Physical and Environmental Conditions: The criminal investigator position requires moderate to arduous physical exertion involving walking and standing, use of firearms and exposure to inclement weather. The work requires physical strength and stamina. Individuals must be able to conduct long periods of surveillance, pursue and restrain suspects and carry heavy equipment to be utilized in investigative efforts. The environment involves work indoors and outdoors in a variety of potentially dangerous and stressful situations, as well as exposure to physical attack, including the use of lethal weapons.

Medical Requirements: Appointment will be contingent upon a candidate passing a pre-employment medical examination to ascertain possession of the physical, emotional, and mental requirements for the position. Any chronic disease or condition affecting the respiratory, cardiovascular, gastrointestinal, musculoskeletal, digestive, nervous, endocrine or genitourinary systems that would impair full performance of the job duties is evaluated on a case-by-case basis and may disqualify the individual. Since the duties of these positions are demanding and involve the responsibility for the safety of others under trying conditions, applicants must possess emotional and mental stability. Any condition that hinders full, efficient performance of the duties of these positions or would cause the individual to be a hazard to himself/herself or to others can result in disqualification. Common reasons for medical disqualification include the inability to meet the hearing and vision medical standards.

Background/Security Investigation: The criminal investigator position is categorized as a "sensitive" position in law enforcement. Therefore, tentatively selected applicants must undergo, and successfully complete, a background investigation as a condition of employment for this position. This investigation will examine your activities during at least the last 10 years, including any arrests, convictions, and dismissals from previous jobs, outstanding debts or financial issues, use of alcohol and illegal drugs, and the sale and distribution of illegal drugs. A history of problems in any of these areas may result in your disqualification for this position. Keep in mind that because DHS has a law enforcement mission, it sets very high standards for its employees.

Some ICE entry-level law enforcement occupations require applicants to pass a written test as part of the application process. Two of these tests are the ICE HSI Special Agent Test Battery and the ICE Immigration Enforcement Agent Test. Although the actual tests are only available during scheduled hiring periods, these preparation manuals are provided to assist prospective applicants with sample questions, test-taking tips and other guidance.

HSI Special Agent Test Battery Preparation Manual

This manual will help you prepare for the Special Agent Test Battery. It will help familiarize you with the Logical Reasoning Test, the Arithmetic Reasoning Test and the Writing Skills Test. You will also have the opportunity to review some sample questions.

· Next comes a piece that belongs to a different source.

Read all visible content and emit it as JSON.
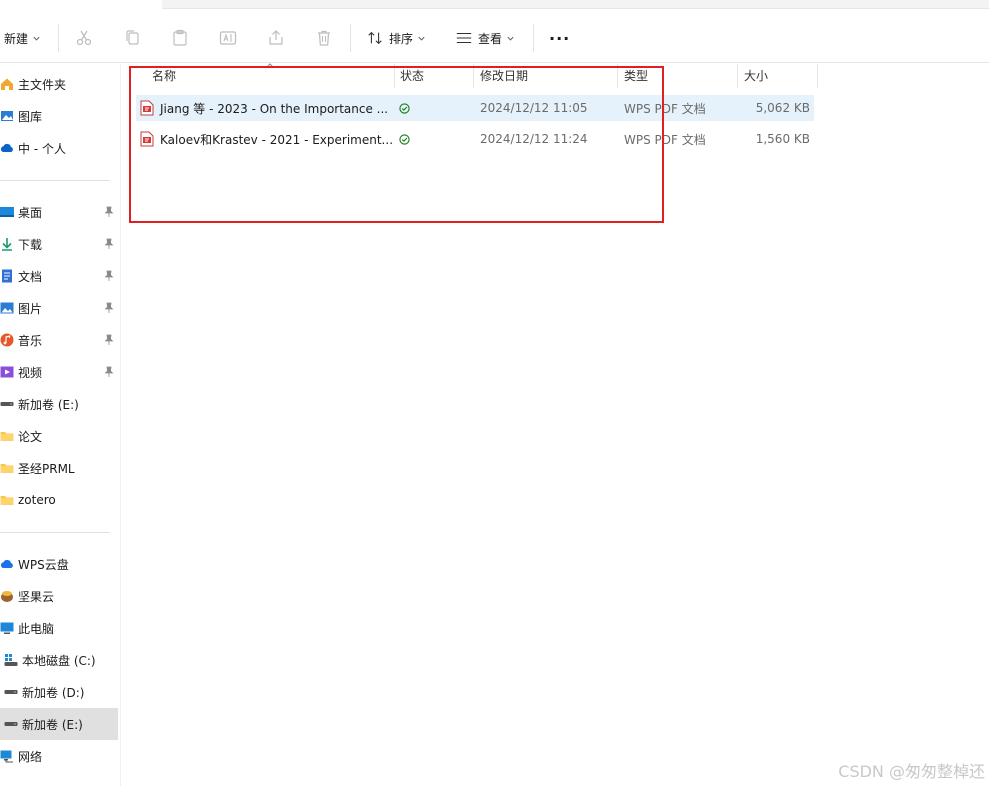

Explanations for correct answers are provided in the manual.

Preparation Manual for the ICE Special Agent Test Battery (PDF | 1.2 MB)

Immigration Enforcement Agent Test Preparation Manual

This manual will help you prepare for the Immigration Enforcement Agent Test. It will help familiarize you with the Logical Reasoning Test and will give you a chance to review sample questions. Explanations for correct answers are provided in the manual.

Preparation Manual for the Immigration Enforcement Agent Test Battery (PDF | 3.9 MB)